(Input data begins)
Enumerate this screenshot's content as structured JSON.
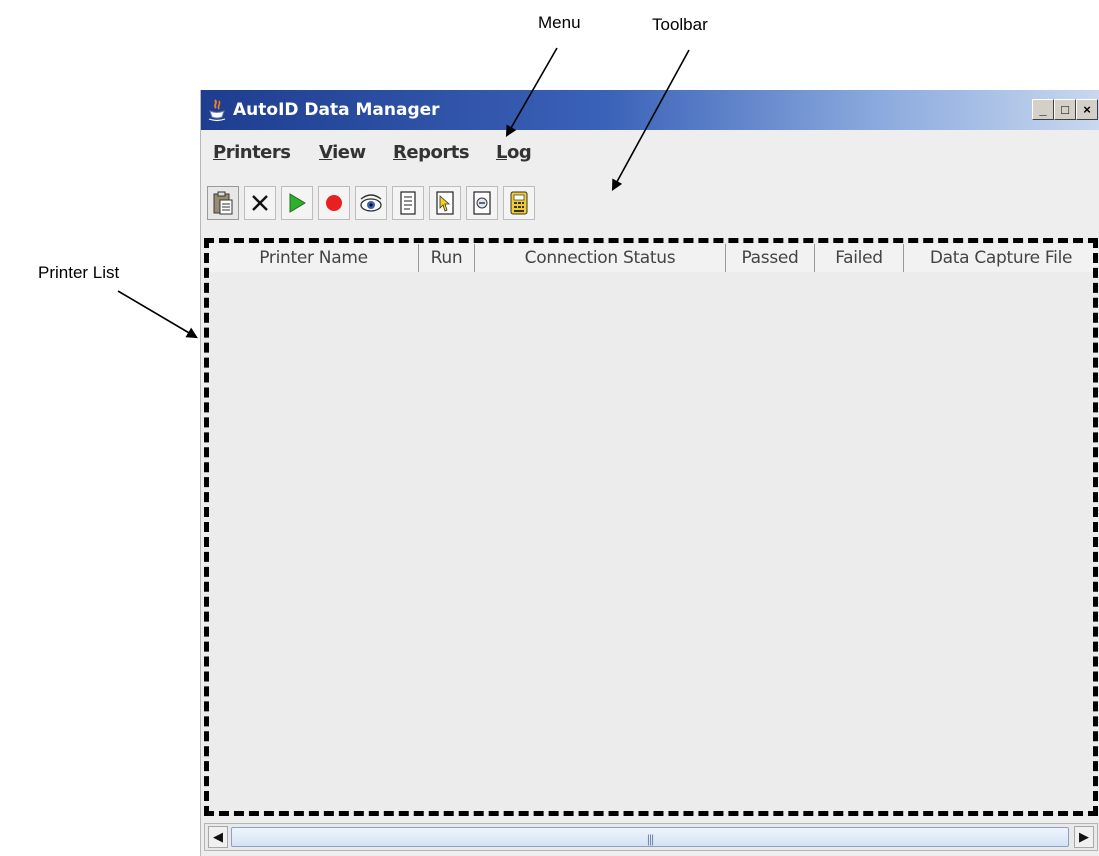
{
  "callouts": {
    "menu": "Menu",
    "toolbar": "Toolbar",
    "printer_list": "Printer List"
  },
  "window": {
    "title": "AutoID Data Manager",
    "controls": {
      "minimize": "_",
      "maximize": "□",
      "close": "×"
    }
  },
  "menu": {
    "items": [
      {
        "label": "Printers"
      },
      {
        "label": "View"
      },
      {
        "label": "Reports"
      },
      {
        "label": "Log"
      }
    ]
  },
  "toolbar": {
    "buttons": [
      {
        "icon": "clipboard-icon"
      },
      {
        "icon": "delete-x-icon"
      },
      {
        "icon": "play-icon"
      },
      {
        "icon": "stop-record-icon"
      },
      {
        "icon": "view-eye-icon"
      },
      {
        "icon": "document-icon"
      },
      {
        "icon": "document-pointer-icon"
      },
      {
        "icon": "document-e-icon"
      },
      {
        "icon": "calculator-icon"
      }
    ]
  },
  "printer_list": {
    "columns": [
      {
        "label": "Printer Name"
      },
      {
        "label": "Run"
      },
      {
        "label": "Connection Status"
      },
      {
        "label": "Passed"
      },
      {
        "label": "Failed"
      },
      {
        "label": "Data Capture File"
      }
    ],
    "rows": []
  },
  "scrollbar": {
    "left_arrow": "◀",
    "right_arrow": "▶",
    "grip": "|||"
  },
  "colors": {
    "title_start": "#1e3d8f",
    "title_end": "#c9d8ef",
    "play": "#2fae2f",
    "stop": "#e82020"
  }
}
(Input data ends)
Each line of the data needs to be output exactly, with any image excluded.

# [Expected answer]
Enumerate this screenshot's content as structured JSON.
{
  "callouts": {
    "menu": "Menu",
    "toolbar": "Toolbar",
    "printer_list": "Printer List"
  },
  "window": {
    "title": "AutoID Data Manager",
    "controls": {
      "minimize": "_",
      "maximize": "□",
      "close": "×"
    }
  },
  "menu": {
    "items": [
      {
        "label": "Printers"
      },
      {
        "label": "View"
      },
      {
        "label": "Reports"
      },
      {
        "label": "Log"
      }
    ]
  },
  "toolbar": {
    "buttons": [
      {
        "icon": "clipboard-icon"
      },
      {
        "icon": "delete-x-icon"
      },
      {
        "icon": "play-icon"
      },
      {
        "icon": "stop-record-icon"
      },
      {
        "icon": "view-eye-icon"
      },
      {
        "icon": "document-icon"
      },
      {
        "icon": "document-pointer-icon"
      },
      {
        "icon": "document-e-icon"
      },
      {
        "icon": "calculator-icon"
      }
    ]
  },
  "printer_list": {
    "columns": [
      {
        "label": "Printer Name"
      },
      {
        "label": "Run"
      },
      {
        "label": "Connection Status"
      },
      {
        "label": "Passed"
      },
      {
        "label": "Failed"
      },
      {
        "label": "Data Capture File"
      }
    ],
    "rows": []
  },
  "scrollbar": {
    "left_arrow": "◀",
    "right_arrow": "▶",
    "grip": "|||"
  },
  "colors": {
    "title_start": "#1e3d8f",
    "title_end": "#c9d8ef",
    "play": "#2fae2f",
    "stop": "#e82020"
  }
}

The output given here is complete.